Two terrorist bombs exploded here yesterday, critically injuring two persons, as police and security forces intensified a special alert on the eve of the Camp David summit conference.
Authorities said they feared the Palestine Liberation Organization, which claimed responsibility for yesterday's blasts, would attempt to disrupt the Camp David talks with more bombings here. Police and army units stepped up patrols and intensified roadblocks in Arab districts.
The last fatal terrorist explosion in Israel, which killed one person and injured 46, occurred Aug. 3 in Tel Aviv's central market.
The most seriously injured in yesterday's explosions was a police bomb disposal specialist who immigrated to Israel in 1973 from the United States. The name of the victim, a Vietnam veteran and former Los Angeles policeman, was withheld pending notification of relatives. He reportedly lost both legs and an arm in the blast.
Officials said the bomb went off as the disposal specialist approached it after police received a report of a suspicious-looking object in a storage depot of propane gas cylinders in the German quarter here.
The other bomb exploded underneath an empty tourist bus parked near the usually crowded Jaffa Gate to the Old City. There were no casualties.
The bus had been transporting members of the International Federation of Travel Jounalists.
Witnesses to the first blast said the bomb had been planted between a parked truck and a fence. The explosion, which could be heard thorughout Jerusalem, sent shards of metal and glass flying over a wide area.

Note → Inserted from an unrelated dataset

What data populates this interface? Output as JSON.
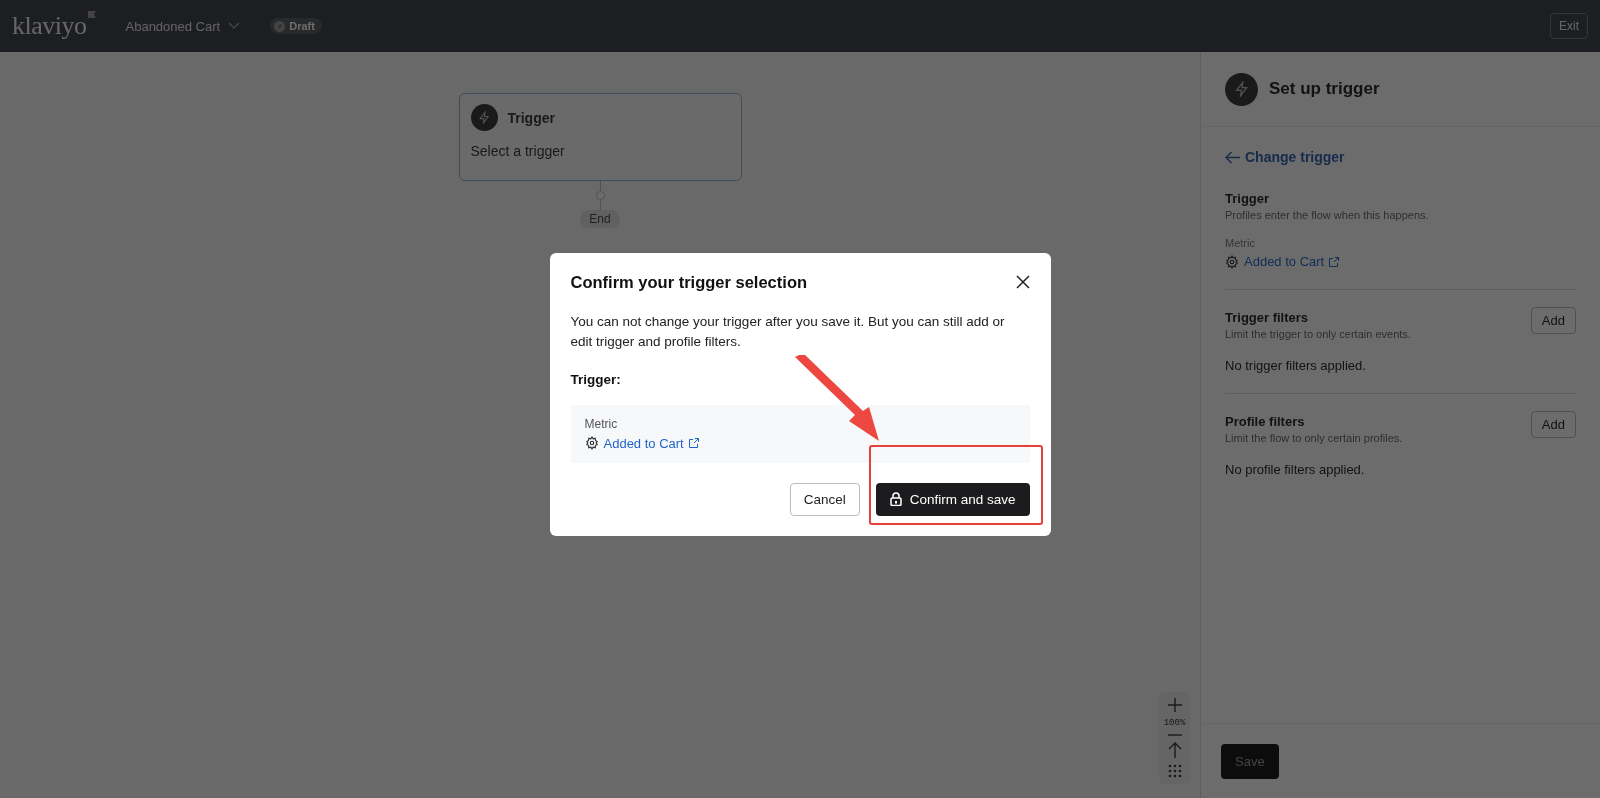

The storage depot houses hundreds of propane cooking gas cylinders. Authorities said the terrorists may have hoped to set off a chain reaction of explosions, but the cylinders did not explode.
The injured police specialist had dealt with more than 25 bombs - including two that exploded while he was attempting to defuse them. He had developed a reputation as one of Israel's best bomb experts. When the two other bombs went off, he was wearing protective equipment and was ont injured.

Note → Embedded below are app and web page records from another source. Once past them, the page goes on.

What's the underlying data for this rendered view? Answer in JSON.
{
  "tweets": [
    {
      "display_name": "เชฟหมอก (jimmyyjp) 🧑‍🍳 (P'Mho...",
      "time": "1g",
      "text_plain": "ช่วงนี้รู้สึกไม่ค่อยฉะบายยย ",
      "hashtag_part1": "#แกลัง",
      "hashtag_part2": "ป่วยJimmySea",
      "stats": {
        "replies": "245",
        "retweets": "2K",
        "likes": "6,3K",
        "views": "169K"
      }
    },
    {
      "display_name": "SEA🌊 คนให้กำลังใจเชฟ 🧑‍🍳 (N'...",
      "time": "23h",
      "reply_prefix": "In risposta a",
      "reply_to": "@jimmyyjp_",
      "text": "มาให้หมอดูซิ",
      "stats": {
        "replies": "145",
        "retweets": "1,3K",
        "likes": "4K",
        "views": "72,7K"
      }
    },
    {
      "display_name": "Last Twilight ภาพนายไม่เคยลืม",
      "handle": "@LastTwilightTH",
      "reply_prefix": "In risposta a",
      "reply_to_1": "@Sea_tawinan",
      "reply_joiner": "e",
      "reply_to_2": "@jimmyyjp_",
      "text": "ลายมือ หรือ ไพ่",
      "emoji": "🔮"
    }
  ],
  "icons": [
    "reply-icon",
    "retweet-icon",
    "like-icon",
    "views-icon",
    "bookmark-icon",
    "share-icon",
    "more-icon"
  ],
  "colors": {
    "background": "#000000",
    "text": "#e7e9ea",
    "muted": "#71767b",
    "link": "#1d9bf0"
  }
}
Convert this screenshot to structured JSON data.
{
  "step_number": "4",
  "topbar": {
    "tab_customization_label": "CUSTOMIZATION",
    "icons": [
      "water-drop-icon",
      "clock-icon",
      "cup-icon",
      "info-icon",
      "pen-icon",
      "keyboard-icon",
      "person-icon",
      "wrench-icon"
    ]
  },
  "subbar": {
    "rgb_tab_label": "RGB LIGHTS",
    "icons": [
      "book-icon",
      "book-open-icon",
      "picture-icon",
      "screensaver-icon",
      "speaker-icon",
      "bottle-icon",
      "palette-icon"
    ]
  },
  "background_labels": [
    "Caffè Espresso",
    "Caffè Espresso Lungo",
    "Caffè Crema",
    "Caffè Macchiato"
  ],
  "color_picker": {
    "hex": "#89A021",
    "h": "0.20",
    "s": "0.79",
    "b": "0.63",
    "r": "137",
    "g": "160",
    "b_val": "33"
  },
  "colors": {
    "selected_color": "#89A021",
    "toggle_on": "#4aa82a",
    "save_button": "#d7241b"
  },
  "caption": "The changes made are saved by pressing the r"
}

In an interview published in Friday's editions of the Jerusalem Post, the demolition expert talked about the hazards of his work in Israel, where explosives have been found daily for several weeks. He was identified in the interview only by his first name, Stephen.
"Of course I'm scared. If I wasn't, I'd be a nut," he said in the interview. "If your name is on a bomb, that's it. And you have to believe in something apart from yourself, although I'm not religious in the strict sense."
He said he was drawn to bomb work by what "you could call a certain kind of Zionism."
As part of the terrorist alert, plice and security forces have increased deployment in public places, particularly traditional terrorist targets such as bus depots and markets. A special security alert also has been issued to Israeli embassies and private firms aboard, as well as Jewish organizations with close ties to Israel.
Following the Aug. 20 terrorist attack on El Al airlines drew members in London, Isreaeli securith agencies began preparations that have included roadblocks, mock evacuations, the use of night flares in strategic areas and special briefings for those involved in supervisiong crowded public places.
Israel's state-owned television has carried a short film showing a woman asking other bus passengers if they own a package stored in rack, then alerting the bus driver to call police.
Partly as a result of the campaign, the number of suspecious objects redorted has inceased dramatically. In Jerusalem one Friday last month, police received 141 reports of ossible bombs. One turned out tobe an explosive.
The increased public awareness has saved lives, police say. They cite one case last month in which the driver of a truck that had just pulled into a gasoline stoage depot noticed a device planted under his vemicle. He called police and a bomb was removed, averting a possible conflagration.
Police and the Isreaeli Army in the occupied territories also have stepped up security investigations in recent weeks, making numerous arrests and beaking up what are termed terrorist cells. In some of the raids, nquantieis of explosives have been confiscated.